REQUIRED WORK =>
What is wanted is an exact copy of all the entries.

---------------

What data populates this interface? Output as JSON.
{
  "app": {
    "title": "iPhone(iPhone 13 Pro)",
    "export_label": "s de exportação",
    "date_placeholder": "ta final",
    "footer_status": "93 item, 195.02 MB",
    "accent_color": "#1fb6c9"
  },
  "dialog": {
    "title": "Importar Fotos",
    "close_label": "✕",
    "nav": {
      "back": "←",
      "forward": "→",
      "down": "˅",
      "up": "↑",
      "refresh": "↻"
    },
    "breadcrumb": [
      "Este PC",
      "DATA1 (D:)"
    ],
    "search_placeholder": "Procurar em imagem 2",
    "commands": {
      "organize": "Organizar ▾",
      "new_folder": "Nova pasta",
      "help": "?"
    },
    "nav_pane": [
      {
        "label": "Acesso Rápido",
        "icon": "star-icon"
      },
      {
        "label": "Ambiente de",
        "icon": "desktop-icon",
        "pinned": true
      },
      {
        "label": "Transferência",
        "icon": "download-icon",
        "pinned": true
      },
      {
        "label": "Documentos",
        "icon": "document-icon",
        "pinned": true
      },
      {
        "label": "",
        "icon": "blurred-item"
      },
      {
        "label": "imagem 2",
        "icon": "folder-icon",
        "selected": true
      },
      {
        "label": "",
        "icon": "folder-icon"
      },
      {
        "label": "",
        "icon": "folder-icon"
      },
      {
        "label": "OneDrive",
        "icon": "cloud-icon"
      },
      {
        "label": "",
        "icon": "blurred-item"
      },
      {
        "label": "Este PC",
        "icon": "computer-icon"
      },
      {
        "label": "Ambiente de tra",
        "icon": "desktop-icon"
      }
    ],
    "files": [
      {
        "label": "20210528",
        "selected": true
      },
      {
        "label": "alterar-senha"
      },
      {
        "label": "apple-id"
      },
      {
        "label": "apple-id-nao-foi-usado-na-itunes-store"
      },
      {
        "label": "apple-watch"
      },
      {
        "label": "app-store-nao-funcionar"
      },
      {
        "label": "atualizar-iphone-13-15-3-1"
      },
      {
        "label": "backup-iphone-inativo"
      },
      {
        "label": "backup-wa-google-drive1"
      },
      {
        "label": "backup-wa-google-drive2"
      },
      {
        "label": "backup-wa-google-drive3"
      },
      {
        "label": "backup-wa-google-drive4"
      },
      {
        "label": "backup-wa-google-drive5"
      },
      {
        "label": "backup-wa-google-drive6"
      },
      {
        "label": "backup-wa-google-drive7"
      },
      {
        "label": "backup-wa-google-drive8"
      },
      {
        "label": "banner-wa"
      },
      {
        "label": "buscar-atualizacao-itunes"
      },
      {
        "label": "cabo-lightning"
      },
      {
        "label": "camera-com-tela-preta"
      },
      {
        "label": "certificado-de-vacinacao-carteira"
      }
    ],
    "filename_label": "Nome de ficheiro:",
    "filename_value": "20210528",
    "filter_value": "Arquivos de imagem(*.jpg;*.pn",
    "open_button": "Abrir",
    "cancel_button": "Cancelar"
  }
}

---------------

EXPECTED ANSWER =>
What data populates this interface? Output as JSON.
{
  "app": {
    "title": "iPhone(iPhone 13 Pro)",
    "export_label": "s de exportação",
    "date_placeholder": "ta final",
    "footer_status": "93 item, 195.02 MB",
    "accent_color": "#1fb6c9"
  },
  "dialog": {
    "title": "Importar Fotos",
    "close_label": "✕",
    "nav": {
      "back": "←",
      "forward": "→",
      "down": "˅",
      "up": "↑",
      "refresh": "↻"
    },
    "breadcrumb": [
      "Este PC",
      "DATA1 (D:)"
    ],
    "search_placeholder": "Procurar em imagem 2",
    "commands": {
      "organize": "Organizar ▾",
      "new_folder": "Nova pasta",
      "help": "?"
    },
    "nav_pane": [
      {
        "label": "Acesso Rápido",
        "icon": "star-icon"
      },
      {
        "label": "Ambiente de",
        "icon": "desktop-icon",
        "pinned": true
      },
      {
        "label": "Transferência",
        "icon": "download-icon",
        "pinned": true
      },
      {
        "label": "Documentos",
        "icon": "document-icon",
        "pinned": true
      },
      {
        "label": "",
        "icon": "blurred-item"
      },
      {
        "label": "imagem 2",
        "icon": "folder-icon",
        "selected": true
      },
      {
        "label": "",
        "icon": "folder-icon"
      },
      {
        "label": "",
        "icon": "folder-icon"
      },
      {
        "label": "OneDrive",
        "icon": "cloud-icon"
      },
      {
        "label": "",
        "icon": "blurred-item"
      },
      {
        "label": "Este PC",
        "icon": "computer-icon"
      },
      {
        "label": "Ambiente de tra",
        "icon": "desktop-icon"
      }
    ],
    "files": [
      {
        "label": "20210528",
        "selected": true
      },
      {
        "label": "alterar-senha"
      },
      {
        "label": "apple-id"
      },
      {
        "label": "apple-id-nao-foi-usado-na-itunes-store"
      },
      {
        "label": "apple-watch"
      },
      {
        "label": "app-store-nao-funcionar"
      },
      {
        "label": "atualizar-iphone-13-15-3-1"
      },
      {
        "label": "backup-iphone-inativo"
      },
      {
        "label": "backup-wa-google-drive1"
      },
      {
        "label": "backup-wa-google-drive2"
      },
      {
        "label": "backup-wa-google-drive3"
      },
      {
        "label": "backup-wa-google-drive4"
      },
      {
        "label": "backup-wa-google-drive5"
      },
      {
        "label": "backup-wa-google-drive6"
      },
      {
        "label": "backup-wa-google-drive7"
      },
      {
        "label": "backup-wa-google-drive8"
      },
      {
        "label": "banner-wa"
      },
      {
        "label": "buscar-atualizacao-itunes"
      },
      {
        "label": "cabo-lightning"
      },
      {
        "label": "camera-com-tela-preta"
      },
      {
        "label": "certificado-de-vacinacao-carteira"
      }
    ],
    "filename_label": "Nome de ficheiro:",
    "filename_value": "20210528",
    "filter_value": "Arquivos de imagem(*.jpg;*.pn",
    "open_button": "Abrir",
    "cancel_button": "Cancelar"
  }
}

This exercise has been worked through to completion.